■ WHAT IS NEEDED
Would you set down the data that follows, word for word, without any pictures?

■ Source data

-------

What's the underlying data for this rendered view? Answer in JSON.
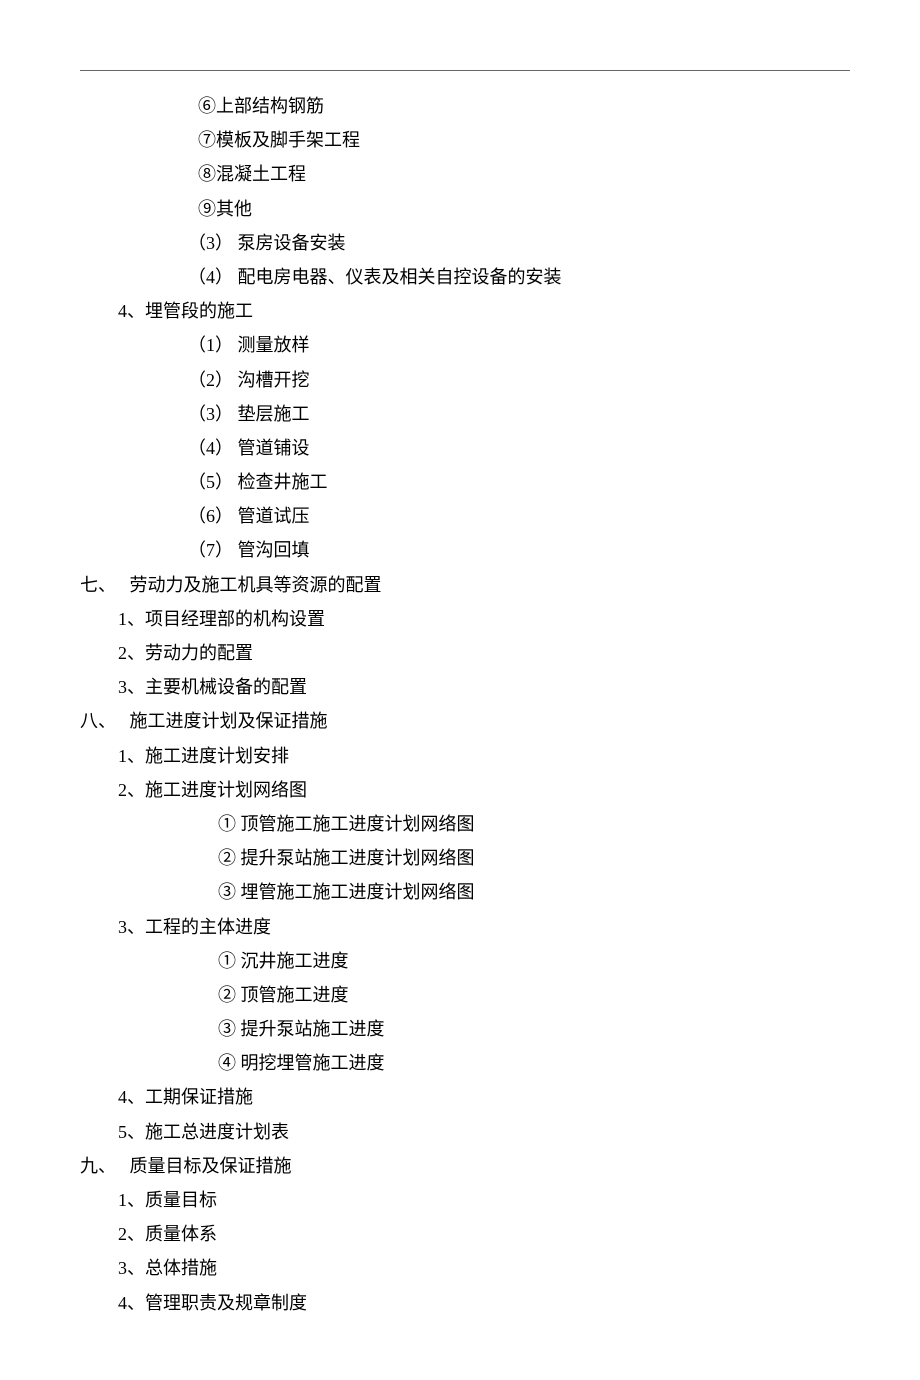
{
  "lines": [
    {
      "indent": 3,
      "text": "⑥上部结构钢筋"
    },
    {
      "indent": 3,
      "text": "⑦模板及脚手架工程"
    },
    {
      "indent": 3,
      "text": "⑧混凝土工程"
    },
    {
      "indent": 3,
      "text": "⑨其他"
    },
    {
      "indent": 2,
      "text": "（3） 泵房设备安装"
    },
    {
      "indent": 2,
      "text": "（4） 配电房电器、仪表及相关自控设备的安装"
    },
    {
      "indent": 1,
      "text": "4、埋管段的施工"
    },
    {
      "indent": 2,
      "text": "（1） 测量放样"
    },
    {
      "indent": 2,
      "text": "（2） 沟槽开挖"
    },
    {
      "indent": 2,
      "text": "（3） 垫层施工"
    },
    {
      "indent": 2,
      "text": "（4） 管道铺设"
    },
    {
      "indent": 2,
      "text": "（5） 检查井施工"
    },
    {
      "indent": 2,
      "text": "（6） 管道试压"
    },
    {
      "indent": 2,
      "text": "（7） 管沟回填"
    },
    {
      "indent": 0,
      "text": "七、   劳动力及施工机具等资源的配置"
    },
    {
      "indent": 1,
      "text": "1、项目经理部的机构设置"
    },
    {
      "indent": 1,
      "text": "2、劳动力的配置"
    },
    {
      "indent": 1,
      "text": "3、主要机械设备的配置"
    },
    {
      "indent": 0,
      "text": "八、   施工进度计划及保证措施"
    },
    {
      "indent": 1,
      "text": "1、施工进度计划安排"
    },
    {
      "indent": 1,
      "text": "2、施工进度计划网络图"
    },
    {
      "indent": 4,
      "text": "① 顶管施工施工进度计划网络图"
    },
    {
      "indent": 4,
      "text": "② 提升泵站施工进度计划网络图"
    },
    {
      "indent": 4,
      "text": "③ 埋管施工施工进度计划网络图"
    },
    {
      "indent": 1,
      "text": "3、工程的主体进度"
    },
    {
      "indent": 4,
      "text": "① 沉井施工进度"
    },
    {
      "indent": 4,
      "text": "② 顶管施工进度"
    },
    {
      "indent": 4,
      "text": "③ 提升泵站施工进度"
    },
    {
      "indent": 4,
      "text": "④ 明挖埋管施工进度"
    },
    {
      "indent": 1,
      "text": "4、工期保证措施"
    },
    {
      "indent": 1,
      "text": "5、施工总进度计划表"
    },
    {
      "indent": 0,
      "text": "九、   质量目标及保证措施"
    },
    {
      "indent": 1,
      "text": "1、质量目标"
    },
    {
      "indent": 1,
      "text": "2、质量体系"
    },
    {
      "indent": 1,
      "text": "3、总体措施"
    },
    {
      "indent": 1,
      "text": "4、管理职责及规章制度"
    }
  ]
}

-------

■ FINISHED TASK
What's the underlying data for this rendered view? Answer in JSON.
{
  "lines": [
    {
      "indent": 3,
      "text": "⑥上部结构钢筋"
    },
    {
      "indent": 3,
      "text": "⑦模板及脚手架工程"
    },
    {
      "indent": 3,
      "text": "⑧混凝土工程"
    },
    {
      "indent": 3,
      "text": "⑨其他"
    },
    {
      "indent": 2,
      "text": "（3） 泵房设备安装"
    },
    {
      "indent": 2,
      "text": "（4） 配电房电器、仪表及相关自控设备的安装"
    },
    {
      "indent": 1,
      "text": "4、埋管段的施工"
    },
    {
      "indent": 2,
      "text": "（1） 测量放样"
    },
    {
      "indent": 2,
      "text": "（2） 沟槽开挖"
    },
    {
      "indent": 2,
      "text": "（3） 垫层施工"
    },
    {
      "indent": 2,
      "text": "（4） 管道铺设"
    },
    {
      "indent": 2,
      "text": "（5） 检查井施工"
    },
    {
      "indent": 2,
      "text": "（6） 管道试压"
    },
    {
      "indent": 2,
      "text": "（7） 管沟回填"
    },
    {
      "indent": 0,
      "text": "七、   劳动力及施工机具等资源的配置"
    },
    {
      "indent": 1,
      "text": "1、项目经理部的机构设置"
    },
    {
      "indent": 1,
      "text": "2、劳动力的配置"
    },
    {
      "indent": 1,
      "text": "3、主要机械设备的配置"
    },
    {
      "indent": 0,
      "text": "八、   施工进度计划及保证措施"
    },
    {
      "indent": 1,
      "text": "1、施工进度计划安排"
    },
    {
      "indent": 1,
      "text": "2、施工进度计划网络图"
    },
    {
      "indent": 4,
      "text": "① 顶管施工施工进度计划网络图"
    },
    {
      "indent": 4,
      "text": "② 提升泵站施工进度计划网络图"
    },
    {
      "indent": 4,
      "text": "③ 埋管施工施工进度计划网络图"
    },
    {
      "indent": 1,
      "text": "3、工程的主体进度"
    },
    {
      "indent": 4,
      "text": "① 沉井施工进度"
    },
    {
      "indent": 4,
      "text": "② 顶管施工进度"
    },
    {
      "indent": 4,
      "text": "③ 提升泵站施工进度"
    },
    {
      "indent": 4,
      "text": "④ 明挖埋管施工进度"
    },
    {
      "indent": 1,
      "text": "4、工期保证措施"
    },
    {
      "indent": 1,
      "text": "5、施工总进度计划表"
    },
    {
      "indent": 0,
      "text": "九、   质量目标及保证措施"
    },
    {
      "indent": 1,
      "text": "1、质量目标"
    },
    {
      "indent": 1,
      "text": "2、质量体系"
    },
    {
      "indent": 1,
      "text": "3、总体措施"
    },
    {
      "indent": 1,
      "text": "4、管理职责及规章制度"
    }
  ]
}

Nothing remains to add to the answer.